> **Items from an interface collection**:
○ ○ ○ ○ ○

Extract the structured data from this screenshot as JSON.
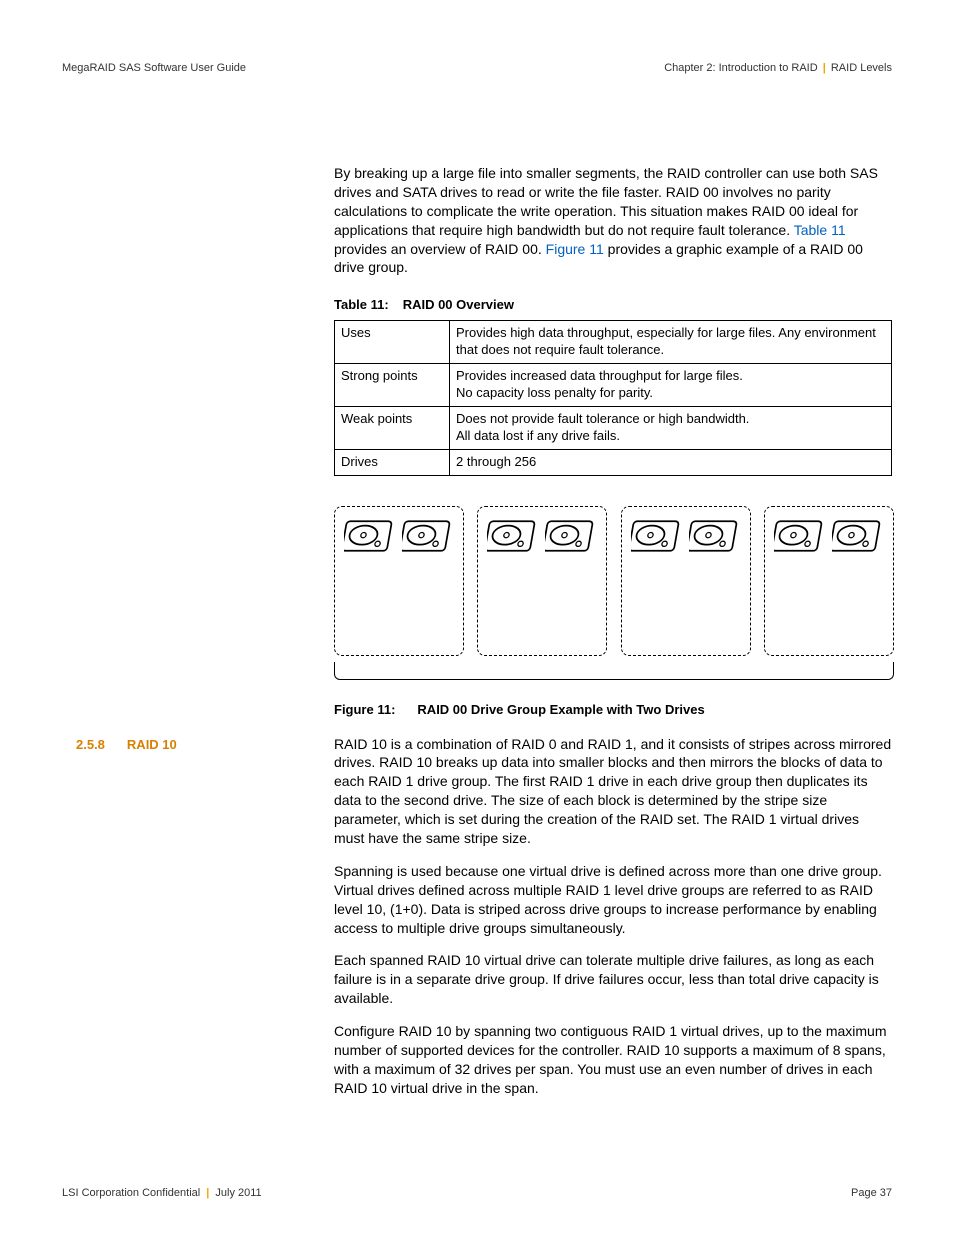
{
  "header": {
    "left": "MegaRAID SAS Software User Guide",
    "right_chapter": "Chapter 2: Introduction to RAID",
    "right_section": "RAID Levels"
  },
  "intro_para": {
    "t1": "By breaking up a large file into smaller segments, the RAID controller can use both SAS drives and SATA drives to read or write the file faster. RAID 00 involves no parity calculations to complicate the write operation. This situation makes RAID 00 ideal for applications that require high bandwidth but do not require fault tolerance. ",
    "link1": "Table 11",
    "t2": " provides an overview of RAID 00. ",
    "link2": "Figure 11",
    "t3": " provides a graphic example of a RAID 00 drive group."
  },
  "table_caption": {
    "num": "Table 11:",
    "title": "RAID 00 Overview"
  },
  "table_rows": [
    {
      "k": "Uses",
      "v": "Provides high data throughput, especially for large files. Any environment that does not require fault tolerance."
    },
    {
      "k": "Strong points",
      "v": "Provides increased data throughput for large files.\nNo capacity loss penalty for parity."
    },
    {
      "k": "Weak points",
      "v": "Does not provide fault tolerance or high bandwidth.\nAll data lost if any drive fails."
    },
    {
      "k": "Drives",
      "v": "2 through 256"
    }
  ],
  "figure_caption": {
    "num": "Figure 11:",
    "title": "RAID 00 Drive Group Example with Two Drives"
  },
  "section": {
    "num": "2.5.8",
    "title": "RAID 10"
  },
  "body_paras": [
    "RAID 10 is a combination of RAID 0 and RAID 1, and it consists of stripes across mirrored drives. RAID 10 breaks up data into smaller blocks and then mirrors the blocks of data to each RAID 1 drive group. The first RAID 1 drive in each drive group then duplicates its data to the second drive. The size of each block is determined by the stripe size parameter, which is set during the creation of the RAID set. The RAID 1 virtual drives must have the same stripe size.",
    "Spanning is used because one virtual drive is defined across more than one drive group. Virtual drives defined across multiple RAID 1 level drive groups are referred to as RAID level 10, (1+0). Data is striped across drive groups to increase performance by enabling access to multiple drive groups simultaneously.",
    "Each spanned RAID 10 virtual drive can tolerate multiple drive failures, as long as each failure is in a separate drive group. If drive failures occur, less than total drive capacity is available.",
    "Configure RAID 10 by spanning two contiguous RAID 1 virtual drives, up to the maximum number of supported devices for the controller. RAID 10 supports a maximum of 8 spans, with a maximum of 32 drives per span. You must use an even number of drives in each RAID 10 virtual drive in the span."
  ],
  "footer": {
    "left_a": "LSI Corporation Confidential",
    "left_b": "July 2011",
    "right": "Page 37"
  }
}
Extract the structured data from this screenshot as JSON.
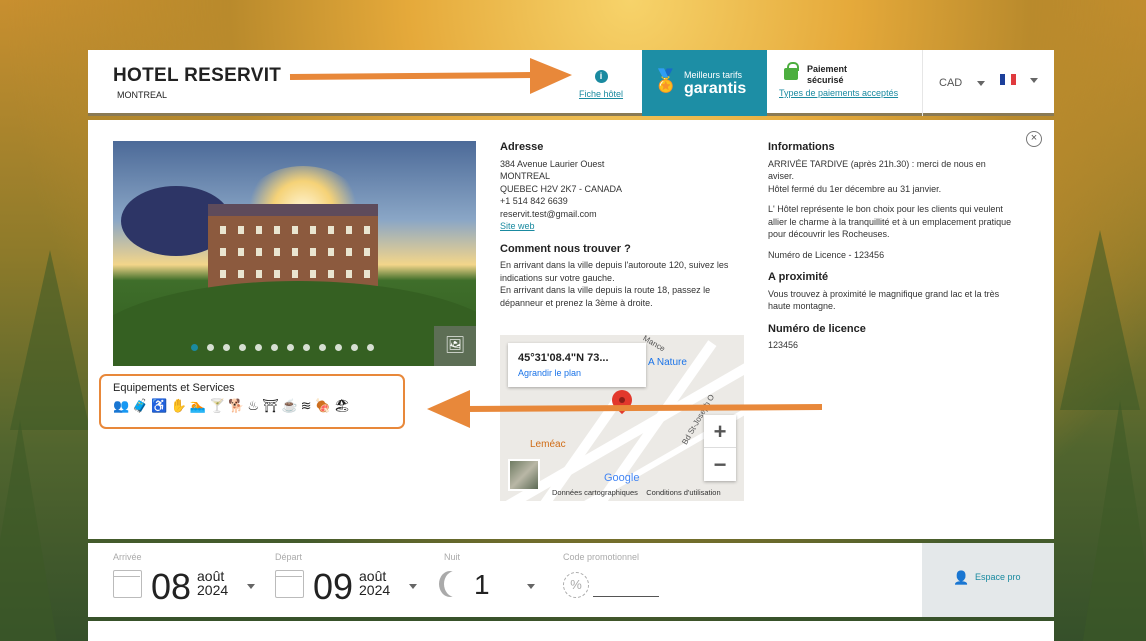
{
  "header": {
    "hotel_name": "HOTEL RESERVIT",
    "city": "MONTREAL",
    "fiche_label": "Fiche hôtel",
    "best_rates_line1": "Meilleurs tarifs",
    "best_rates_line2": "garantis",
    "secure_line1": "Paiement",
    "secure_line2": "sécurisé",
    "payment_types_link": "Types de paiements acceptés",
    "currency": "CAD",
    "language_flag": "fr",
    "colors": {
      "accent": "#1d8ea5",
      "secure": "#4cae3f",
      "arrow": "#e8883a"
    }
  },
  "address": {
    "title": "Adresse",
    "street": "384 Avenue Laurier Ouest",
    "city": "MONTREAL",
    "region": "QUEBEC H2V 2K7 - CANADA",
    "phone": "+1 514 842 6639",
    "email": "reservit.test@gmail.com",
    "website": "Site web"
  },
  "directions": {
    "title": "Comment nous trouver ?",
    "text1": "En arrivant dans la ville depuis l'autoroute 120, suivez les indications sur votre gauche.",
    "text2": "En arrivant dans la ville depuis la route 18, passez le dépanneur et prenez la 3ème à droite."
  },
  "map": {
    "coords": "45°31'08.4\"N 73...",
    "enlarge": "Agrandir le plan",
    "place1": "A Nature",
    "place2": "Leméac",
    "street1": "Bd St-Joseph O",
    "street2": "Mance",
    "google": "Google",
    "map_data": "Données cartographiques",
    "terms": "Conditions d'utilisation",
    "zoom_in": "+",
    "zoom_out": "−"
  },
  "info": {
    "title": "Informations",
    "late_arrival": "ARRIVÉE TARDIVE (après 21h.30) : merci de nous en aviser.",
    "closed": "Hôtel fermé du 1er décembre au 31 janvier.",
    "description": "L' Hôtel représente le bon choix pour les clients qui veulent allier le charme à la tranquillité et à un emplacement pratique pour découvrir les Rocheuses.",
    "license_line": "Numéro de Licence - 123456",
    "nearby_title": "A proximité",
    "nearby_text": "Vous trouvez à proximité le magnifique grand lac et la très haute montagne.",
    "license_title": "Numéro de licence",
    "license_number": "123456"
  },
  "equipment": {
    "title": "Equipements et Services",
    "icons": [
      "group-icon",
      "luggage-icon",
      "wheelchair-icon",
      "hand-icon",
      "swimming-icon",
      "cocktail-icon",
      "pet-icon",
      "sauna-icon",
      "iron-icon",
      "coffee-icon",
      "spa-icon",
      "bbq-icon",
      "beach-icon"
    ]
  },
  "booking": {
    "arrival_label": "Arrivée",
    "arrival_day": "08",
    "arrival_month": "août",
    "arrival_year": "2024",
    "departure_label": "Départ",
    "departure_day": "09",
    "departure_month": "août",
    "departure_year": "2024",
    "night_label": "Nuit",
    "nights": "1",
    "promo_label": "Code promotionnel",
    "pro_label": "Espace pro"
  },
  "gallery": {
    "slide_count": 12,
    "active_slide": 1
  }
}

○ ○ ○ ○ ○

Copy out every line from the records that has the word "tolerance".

    "t1": "By breaking up a large file into smaller segments, the RAID controller can use both SAS drives and SATA drives to read or write the file faster. RAID 00 involves no parity calculations to complicate the write operation. This situation makes RAID 00 ideal for applications that require high bandwidth but do not require fault tolerance. ",
      "v": "Provides high data throughput, especially for large files. Any environment that does not require fault tolerance."
      "v": "Does not provide fault tolerance or high bandwidth.\nAll data lost if any drive fails."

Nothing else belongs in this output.